Cohort Study of Axillary Recurrences and Survival After Negative Negative Sentinel Node Biopsy Without Completion Axillary Clearance
Axillary lymph node dissection (ALND) was previously the standard axillary staging procedure
in breast cancer patients. However, ALND is accompanied by a considerable morbidity,
including seroma formation, lymphedema, neuropathy of the arm with numbness, stiffness,
impaired shoulder movement and pain. Sentinel lymph node biopsy (SLNB) has evolved as a mean
to decrease this morbidity, and validation studies have demonstrated the accuracy of the
With the intent of studying axillary recurrence after negative SLNB for patients in which
completion ALND were omitted, consecutive breast cancer patients were included in the

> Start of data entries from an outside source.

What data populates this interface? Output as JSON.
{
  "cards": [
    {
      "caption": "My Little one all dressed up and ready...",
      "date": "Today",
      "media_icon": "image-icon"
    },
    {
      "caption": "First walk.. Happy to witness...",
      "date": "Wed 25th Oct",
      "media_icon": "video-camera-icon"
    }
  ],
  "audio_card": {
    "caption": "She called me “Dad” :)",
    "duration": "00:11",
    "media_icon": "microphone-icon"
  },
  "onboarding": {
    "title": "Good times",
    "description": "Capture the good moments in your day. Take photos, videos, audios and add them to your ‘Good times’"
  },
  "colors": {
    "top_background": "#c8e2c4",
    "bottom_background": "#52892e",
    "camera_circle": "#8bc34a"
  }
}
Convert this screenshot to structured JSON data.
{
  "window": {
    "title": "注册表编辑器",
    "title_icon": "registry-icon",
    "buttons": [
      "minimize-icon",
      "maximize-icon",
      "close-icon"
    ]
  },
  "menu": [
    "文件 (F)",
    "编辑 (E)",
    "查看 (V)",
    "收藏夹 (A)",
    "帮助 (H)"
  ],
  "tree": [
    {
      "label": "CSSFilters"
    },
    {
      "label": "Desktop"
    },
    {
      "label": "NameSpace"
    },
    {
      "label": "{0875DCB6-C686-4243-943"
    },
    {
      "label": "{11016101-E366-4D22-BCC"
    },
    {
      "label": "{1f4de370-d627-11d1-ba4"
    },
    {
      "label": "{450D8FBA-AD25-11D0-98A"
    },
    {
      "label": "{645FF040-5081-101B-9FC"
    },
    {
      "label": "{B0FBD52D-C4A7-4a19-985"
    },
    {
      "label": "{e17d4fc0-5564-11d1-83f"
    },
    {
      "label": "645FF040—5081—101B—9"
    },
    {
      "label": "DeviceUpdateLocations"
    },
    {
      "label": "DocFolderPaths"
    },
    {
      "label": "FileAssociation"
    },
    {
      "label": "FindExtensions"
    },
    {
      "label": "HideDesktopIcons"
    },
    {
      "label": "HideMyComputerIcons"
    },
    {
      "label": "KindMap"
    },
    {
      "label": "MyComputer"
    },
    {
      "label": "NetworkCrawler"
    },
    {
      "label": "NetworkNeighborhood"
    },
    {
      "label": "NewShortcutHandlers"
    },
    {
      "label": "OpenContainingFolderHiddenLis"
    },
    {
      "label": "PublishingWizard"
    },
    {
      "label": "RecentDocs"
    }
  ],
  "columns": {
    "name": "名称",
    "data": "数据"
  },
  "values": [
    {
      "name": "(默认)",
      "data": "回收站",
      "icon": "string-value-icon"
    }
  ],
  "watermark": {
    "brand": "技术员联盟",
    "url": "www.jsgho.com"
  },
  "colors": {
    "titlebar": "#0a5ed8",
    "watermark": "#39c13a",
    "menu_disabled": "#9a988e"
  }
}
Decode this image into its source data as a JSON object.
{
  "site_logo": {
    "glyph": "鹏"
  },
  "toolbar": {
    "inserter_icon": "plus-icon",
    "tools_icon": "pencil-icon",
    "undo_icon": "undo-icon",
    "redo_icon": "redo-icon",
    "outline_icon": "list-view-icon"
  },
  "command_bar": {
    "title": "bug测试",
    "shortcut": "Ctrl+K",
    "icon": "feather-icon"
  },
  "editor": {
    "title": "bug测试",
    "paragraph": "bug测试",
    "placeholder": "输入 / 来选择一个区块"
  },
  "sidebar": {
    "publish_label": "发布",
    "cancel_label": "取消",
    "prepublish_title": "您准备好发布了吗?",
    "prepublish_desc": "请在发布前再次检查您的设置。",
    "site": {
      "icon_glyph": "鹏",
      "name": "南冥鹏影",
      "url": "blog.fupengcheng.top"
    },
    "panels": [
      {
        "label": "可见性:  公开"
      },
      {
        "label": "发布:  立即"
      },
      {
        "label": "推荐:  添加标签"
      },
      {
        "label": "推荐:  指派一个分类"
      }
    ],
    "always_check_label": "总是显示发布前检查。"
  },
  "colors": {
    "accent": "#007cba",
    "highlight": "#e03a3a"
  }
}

Swedish Sentinel Node Multicenter Cohort Study between September 2000 and January 2004.
Patients with a unifocal, invasive breast cancer less than 3 cm in diameter were eligible
for enrollment. Exclusion criteria were palpable regional lymph nodes, neoadjuvant chemo- or
radiotherapy, pregnancy, known allergic reactions to blue dye or isotope, previous surgery
in the ipsilateral breast, and preoperatively diagnosed tumor multifocality.
After the preoperative injection of 40-60 mBq Technetium-99 nanocolloid (Solco Nanocoll®)
and 1 ml blue dye (Patent Blue V®), sentinel lymph node (SLN) biopsy was performed. If no
sentinel node could be identified, ALND of levels I and II was performed. A completion ALND
was also performed in the event of a positive SLN biopsy, if lymph nodes clearly suspicious
of metastasis were detected during surgery, or if the primary tumor in the breast was found
to be multifocal on pathological examination.
Frozen sections were obtained from each SLN and examined peroperatively. If a sentinel lymph
node was smaller than 4 mm, two sections were analyzed separately. Nodes larger than 4 mm
were bisected, and two sections from each half analyzed. According to the study protocol, at
least three sections were prepared from the sentinel node or each part of a bisected node
for definitive histopathology. Sections were stained with haematoxylin and eosin (HE). If no
cancer cells were detected, immunohistochemistry (IHC) with cytokeratin antibodies was also
Non-sentinel lymph nodes were examined by routine staining (HE) according to the protocol of
each pathology department.
Treatment and follow-up:
Adjuvant treatment combinations were given according to national and regional treatment
guidelines, based on tumor characteristics, lymph node status, and surgical treatment.
Patients with isolated tumor cells were regarded as lymph node-negative. If
breast-conserving surgery had been performed, radiation therapy to the breast was given,
which was extended to include the regional lymph nodes in case of axillary lymph node
Chemotherapy was offered to all patients with lymph node metastases or those with a
combination of unfavorable primary tumor characteristics (large tumor, high Elston score,
progesterone receptor negativity), after consideration of their general health. Endocrine
therapy was offered to all patients with estrogen or progesterone receptor-positive tumors
larger than 10 mm. The actual reported adjuvant treatment is controlled for in the analyses.
Patients were followed prospectively. The research protocol postulated an annual follow-up
with mammography and clinical examination.
After enrollment, data sheets, including information on primary tumor characteristics,
number of sentinel and non-sentinel lymph nodes with and without metastasis, and given
adjuvant treatment, were computerized. The study was approved by the ethics committee of
Karolinska Institutet, Stockholm, and each region's local ethics committee. All patients
gave written informed consent.
Observational Model: Cohort, Time Perspective: Prospective
Axillary recurrence after negative sentinel node biopsy
Prospective follow-up of axillary recurrences in patients with negative sentinel lymph node biopsy in which completion axillary lymph node dissection were omitted
Leif Bergkvist, M.D. Ph.D.
Centre for Clinical Research, Uppsala University
Sweden: The National Board of Health and Welfare